Green was asked how they came up with the name Robot Chicken. He explained that
the title of each episode was a name Adult Swim rejected for the name of the
show. A Region 2 version of the set was released in the UK on September 29
"Season Two: Uncensored" September 4, 2007 21–40
This two disc boxset includes all 20 episodes from Season 2 in production order
and uncensored, with the words fuck and shit unbleeped (except for one instance
in the episode "Easter Basket" in the Lego sketch). It is currently
available for download on iTunes (though the episode "Veggies for
Sloth" is absent because of copyright issues involving the "Archie's
Final Destination" segment.) Seth Green stated at Comic-Con 2006 that
the second DVD set will contain the "Beavis and Butt-head meet the Teen
Titans" sketch, which had been removed from the first DVD set due to
copyright issues.

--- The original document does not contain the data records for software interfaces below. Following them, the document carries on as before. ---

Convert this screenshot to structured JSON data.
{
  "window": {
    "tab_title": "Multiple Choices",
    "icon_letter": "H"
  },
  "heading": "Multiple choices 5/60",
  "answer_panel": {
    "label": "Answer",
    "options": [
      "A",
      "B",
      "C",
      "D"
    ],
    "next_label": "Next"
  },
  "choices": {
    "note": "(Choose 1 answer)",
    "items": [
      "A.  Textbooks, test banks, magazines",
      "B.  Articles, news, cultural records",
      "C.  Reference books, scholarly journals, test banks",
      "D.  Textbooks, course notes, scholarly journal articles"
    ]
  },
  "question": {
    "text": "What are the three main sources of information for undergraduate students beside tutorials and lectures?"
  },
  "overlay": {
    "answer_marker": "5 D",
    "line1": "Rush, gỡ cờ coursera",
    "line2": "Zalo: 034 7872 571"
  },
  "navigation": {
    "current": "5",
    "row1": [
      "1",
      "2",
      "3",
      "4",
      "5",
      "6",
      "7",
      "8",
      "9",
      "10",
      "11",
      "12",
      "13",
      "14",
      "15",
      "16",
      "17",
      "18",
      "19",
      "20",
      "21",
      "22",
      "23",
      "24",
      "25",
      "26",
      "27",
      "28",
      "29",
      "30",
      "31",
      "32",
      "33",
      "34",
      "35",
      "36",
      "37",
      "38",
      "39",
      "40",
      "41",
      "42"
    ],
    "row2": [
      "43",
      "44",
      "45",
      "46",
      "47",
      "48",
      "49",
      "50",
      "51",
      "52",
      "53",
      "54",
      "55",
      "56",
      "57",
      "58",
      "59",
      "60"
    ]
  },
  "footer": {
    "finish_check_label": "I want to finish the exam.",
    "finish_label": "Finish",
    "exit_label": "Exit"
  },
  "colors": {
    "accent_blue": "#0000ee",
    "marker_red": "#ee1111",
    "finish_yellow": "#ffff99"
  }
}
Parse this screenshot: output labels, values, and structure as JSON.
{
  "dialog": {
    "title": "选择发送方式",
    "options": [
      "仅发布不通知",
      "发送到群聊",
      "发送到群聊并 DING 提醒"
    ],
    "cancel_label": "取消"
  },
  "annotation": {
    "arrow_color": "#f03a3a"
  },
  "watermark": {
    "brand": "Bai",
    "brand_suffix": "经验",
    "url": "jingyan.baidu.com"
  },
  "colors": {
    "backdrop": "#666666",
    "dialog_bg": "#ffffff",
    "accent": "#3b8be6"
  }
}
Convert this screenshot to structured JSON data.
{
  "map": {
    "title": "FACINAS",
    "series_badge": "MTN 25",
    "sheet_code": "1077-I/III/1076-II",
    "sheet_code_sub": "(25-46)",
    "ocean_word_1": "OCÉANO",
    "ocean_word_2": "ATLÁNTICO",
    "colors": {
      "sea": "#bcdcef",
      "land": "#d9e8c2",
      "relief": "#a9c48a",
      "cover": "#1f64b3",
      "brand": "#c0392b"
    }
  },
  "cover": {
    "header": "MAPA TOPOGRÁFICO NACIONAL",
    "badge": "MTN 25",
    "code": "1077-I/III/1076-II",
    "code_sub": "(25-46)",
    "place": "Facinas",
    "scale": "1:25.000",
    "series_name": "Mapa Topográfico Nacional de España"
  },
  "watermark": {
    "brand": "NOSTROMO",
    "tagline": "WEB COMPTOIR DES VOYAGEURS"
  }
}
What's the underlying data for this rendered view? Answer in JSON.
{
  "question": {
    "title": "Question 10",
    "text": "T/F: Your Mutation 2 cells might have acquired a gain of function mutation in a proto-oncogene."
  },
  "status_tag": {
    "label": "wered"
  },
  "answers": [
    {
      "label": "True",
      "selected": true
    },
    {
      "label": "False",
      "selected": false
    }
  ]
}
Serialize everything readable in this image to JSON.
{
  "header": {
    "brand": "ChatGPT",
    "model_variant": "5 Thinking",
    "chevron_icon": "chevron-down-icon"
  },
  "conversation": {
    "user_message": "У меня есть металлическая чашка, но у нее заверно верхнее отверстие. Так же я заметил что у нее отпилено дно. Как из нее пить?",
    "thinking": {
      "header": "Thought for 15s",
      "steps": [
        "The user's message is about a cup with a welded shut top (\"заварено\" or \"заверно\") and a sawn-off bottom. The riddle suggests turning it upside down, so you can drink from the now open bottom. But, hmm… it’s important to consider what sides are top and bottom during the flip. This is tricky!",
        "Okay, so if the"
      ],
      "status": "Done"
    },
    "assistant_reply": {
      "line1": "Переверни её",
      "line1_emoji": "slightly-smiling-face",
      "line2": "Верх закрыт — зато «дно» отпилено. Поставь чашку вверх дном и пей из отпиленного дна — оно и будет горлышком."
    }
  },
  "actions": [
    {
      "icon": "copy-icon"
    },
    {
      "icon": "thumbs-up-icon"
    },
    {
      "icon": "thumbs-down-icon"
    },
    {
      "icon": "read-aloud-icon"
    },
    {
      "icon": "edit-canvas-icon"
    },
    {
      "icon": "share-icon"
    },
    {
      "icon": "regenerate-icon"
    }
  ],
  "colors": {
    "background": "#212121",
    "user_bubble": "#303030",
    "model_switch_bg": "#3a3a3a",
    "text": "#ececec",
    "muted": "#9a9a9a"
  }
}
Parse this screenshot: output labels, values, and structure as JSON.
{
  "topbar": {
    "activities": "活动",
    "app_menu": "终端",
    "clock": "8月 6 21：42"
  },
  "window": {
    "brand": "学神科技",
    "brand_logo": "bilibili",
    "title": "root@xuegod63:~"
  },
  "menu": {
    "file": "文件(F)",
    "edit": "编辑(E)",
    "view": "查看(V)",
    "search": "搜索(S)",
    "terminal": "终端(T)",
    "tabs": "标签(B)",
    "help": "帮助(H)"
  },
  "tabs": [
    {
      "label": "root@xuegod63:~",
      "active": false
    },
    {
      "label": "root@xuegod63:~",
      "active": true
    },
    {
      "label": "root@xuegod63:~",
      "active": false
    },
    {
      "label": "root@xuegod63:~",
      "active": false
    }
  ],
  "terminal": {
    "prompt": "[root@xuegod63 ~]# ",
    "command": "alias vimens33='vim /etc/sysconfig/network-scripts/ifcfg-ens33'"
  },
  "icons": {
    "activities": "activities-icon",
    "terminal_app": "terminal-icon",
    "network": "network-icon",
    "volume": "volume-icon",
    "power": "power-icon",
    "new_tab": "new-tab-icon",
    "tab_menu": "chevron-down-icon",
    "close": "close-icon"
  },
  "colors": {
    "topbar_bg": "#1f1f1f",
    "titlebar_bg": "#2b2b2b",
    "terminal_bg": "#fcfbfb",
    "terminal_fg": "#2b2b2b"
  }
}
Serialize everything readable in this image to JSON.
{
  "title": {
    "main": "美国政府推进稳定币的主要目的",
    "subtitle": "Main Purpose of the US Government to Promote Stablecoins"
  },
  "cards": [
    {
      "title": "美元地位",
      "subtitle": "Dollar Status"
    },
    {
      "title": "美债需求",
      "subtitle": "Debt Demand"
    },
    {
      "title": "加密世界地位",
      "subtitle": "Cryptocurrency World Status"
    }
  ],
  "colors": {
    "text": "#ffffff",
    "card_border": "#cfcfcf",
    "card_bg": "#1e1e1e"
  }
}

However, the sketch is absent from the DVD. Bonus features
include the Christmas Special. A secret Nerf gun fight can be found on the disc
1 extras menu, and pushing "up" over the extras and set-up items on
the menu reveals more special features.
"Season Three: Uncensored" October 7, 2008  41–60
This two disc boxset will include all 20 episodes from Season 3 in production
order. This DVD is Uncensored except for the cat and the hat sketch in episode 7
on Disk 1. It also censored on purpose in episode 5 in the law and order KFC
sketch. This DVD has special features such as Deleted Scenes and Animatics. It
also includes commentary for all of the episodes and has "Chicken
Nuggets" commentary for episode 1 and 3-5. Also there is a gag real and
" Star Wars Special " July 22, 2008 n.a.
This single DVD features the special in its TV-edited version (i.e. with bleeps
in place of profane words) and several extras about the crew and their work on
the special, including a photo gallery, alternate audio, and an easter egg
demonstrating the crew's difficulty in composing a proper musical score for the
sketch "Empire on Ice".
In popular culture
In Family Guy episode "Blue Harvest," at the end of the story Chris
Griffin (voiced by Robot Chicken creator Seth Green) accused Peter (voiced by
Family Guy creator Seth MacFarlane) of stealing the Star Wars special idea from
the Robot Chicken Star Wars special. This sparks a discussion in which Peter
himself denigrates and insults Robot Chicken, claiming that it is not a real,
legitimate, show. This prompts Chris to call him "a real jerk!" and
walk out of the room.